### Exercise instructions
A single number is required: how many lines in the entries hold the word "Noise".
(Beginning of Material shown)
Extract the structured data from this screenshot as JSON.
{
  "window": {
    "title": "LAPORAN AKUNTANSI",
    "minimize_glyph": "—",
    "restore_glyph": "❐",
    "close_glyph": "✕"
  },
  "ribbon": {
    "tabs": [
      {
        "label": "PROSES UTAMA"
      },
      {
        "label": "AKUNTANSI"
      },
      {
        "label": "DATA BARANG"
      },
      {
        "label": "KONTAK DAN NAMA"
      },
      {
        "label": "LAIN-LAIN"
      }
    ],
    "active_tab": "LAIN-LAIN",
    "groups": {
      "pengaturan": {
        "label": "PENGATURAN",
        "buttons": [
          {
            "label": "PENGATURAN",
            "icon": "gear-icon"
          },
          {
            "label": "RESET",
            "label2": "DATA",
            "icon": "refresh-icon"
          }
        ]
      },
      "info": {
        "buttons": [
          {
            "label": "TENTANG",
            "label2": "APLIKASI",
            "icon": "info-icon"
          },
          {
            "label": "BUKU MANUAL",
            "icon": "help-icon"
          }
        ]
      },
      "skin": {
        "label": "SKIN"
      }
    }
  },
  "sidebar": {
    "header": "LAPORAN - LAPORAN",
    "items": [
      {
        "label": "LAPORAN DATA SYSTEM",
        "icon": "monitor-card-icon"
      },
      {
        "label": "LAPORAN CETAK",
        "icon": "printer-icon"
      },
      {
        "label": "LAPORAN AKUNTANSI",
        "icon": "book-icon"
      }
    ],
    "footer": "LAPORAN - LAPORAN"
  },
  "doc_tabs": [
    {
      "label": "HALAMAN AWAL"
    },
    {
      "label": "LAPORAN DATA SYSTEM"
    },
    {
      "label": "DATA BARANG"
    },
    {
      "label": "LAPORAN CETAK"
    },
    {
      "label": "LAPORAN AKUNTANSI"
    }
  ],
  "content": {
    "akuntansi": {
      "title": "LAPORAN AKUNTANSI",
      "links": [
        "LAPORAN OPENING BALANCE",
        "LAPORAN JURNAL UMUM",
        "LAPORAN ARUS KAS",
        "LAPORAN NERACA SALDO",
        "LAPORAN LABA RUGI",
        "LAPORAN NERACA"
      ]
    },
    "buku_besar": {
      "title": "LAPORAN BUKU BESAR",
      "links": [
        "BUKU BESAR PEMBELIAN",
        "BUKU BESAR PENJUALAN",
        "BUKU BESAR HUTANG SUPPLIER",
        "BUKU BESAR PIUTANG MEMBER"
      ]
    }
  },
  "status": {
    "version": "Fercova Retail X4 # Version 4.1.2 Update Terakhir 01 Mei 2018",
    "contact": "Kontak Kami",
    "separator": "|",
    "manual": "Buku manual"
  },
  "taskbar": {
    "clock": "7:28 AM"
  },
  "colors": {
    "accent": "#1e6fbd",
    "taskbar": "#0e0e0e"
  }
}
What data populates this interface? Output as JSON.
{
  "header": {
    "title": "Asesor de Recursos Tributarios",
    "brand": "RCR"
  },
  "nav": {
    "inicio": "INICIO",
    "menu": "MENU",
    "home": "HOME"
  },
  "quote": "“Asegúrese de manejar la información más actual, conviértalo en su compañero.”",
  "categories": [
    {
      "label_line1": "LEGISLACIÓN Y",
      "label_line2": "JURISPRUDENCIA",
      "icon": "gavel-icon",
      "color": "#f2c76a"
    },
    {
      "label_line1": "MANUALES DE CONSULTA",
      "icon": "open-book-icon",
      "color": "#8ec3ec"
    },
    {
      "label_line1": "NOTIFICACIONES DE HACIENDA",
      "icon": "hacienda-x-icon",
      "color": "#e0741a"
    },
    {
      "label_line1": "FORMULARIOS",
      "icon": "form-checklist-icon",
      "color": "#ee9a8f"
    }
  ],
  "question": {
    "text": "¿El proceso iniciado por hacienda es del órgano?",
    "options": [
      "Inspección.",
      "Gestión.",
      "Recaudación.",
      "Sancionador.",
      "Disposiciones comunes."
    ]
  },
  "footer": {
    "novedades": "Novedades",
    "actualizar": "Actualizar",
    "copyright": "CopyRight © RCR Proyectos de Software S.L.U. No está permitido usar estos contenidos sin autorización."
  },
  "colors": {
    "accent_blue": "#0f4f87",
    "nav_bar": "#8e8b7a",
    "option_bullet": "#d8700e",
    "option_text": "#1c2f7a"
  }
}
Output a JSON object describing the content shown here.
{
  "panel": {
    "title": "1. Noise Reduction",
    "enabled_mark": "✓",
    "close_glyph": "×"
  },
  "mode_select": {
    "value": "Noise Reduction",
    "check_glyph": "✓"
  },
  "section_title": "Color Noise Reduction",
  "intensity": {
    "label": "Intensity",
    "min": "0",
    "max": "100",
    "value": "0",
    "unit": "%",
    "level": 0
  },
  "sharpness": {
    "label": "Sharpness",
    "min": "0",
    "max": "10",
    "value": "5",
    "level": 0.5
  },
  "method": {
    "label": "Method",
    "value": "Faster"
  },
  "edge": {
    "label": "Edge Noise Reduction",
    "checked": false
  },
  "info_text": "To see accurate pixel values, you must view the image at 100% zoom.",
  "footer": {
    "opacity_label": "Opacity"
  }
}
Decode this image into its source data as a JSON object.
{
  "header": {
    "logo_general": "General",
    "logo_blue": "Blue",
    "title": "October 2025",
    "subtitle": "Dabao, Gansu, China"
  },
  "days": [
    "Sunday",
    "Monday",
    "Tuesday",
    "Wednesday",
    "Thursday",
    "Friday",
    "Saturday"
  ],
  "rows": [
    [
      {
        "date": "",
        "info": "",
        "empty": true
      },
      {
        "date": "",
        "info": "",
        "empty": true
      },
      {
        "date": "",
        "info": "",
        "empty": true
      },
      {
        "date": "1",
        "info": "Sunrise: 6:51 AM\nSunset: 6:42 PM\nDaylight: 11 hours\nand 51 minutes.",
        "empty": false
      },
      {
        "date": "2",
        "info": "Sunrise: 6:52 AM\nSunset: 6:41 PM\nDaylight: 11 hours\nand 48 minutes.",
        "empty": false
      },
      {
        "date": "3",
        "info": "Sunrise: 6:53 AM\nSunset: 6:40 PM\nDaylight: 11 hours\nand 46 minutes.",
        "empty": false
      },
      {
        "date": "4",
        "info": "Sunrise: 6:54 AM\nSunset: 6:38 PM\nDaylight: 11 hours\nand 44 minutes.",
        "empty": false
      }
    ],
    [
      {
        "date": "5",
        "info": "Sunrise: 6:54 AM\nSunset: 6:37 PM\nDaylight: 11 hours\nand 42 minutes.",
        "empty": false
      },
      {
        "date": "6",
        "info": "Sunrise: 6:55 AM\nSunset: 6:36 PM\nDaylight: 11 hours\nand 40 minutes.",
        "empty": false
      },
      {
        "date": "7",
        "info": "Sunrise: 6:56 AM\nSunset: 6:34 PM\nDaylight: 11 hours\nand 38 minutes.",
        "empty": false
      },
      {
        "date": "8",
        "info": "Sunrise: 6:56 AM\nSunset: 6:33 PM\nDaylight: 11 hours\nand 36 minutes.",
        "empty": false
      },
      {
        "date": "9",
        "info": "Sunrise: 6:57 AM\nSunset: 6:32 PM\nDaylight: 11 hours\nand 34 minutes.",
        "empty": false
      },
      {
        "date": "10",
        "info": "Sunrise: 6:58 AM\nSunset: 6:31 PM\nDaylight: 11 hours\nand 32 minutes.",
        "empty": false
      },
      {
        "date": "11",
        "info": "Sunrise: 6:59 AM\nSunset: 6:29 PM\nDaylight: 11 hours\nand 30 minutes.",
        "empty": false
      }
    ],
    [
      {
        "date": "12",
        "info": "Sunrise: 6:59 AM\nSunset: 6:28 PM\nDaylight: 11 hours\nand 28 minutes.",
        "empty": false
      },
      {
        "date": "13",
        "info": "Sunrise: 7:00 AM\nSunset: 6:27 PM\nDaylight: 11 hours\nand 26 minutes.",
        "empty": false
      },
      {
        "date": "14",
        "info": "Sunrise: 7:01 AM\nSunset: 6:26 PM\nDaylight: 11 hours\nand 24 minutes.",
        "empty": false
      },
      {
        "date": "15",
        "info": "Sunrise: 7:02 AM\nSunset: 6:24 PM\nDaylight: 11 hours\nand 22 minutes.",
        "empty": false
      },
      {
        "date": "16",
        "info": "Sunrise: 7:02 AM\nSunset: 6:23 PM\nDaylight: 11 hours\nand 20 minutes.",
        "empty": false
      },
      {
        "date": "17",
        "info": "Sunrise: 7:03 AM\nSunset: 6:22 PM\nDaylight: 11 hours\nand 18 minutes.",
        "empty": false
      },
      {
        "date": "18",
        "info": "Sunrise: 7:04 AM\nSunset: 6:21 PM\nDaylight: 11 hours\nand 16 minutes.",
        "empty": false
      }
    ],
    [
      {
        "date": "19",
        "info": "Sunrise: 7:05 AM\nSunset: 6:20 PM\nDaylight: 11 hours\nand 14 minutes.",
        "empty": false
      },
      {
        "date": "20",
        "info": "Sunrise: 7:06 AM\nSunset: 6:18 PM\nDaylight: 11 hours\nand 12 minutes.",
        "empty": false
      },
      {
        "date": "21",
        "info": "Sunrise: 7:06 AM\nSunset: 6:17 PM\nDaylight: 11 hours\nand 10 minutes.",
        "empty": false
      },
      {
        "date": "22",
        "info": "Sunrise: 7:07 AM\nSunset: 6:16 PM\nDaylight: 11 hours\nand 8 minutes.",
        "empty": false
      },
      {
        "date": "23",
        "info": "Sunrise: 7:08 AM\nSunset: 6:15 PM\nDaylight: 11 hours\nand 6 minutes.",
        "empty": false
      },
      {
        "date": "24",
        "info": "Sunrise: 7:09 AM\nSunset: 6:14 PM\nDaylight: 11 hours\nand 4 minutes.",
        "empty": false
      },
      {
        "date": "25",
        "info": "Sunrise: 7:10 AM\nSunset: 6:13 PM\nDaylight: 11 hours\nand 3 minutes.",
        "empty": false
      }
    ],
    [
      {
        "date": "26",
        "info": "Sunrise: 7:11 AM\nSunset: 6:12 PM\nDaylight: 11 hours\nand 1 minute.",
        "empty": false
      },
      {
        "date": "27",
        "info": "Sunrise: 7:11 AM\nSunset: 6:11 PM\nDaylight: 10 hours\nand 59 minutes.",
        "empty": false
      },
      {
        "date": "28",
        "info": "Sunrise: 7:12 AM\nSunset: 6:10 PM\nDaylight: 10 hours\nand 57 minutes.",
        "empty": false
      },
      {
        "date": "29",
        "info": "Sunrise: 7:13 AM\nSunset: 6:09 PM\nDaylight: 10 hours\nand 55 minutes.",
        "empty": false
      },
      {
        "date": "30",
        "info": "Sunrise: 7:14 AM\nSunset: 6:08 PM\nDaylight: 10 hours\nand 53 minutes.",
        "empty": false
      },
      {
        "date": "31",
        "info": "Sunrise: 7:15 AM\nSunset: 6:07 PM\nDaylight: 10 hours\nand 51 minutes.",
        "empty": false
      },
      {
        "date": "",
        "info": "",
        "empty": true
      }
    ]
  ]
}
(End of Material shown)
### Written response
4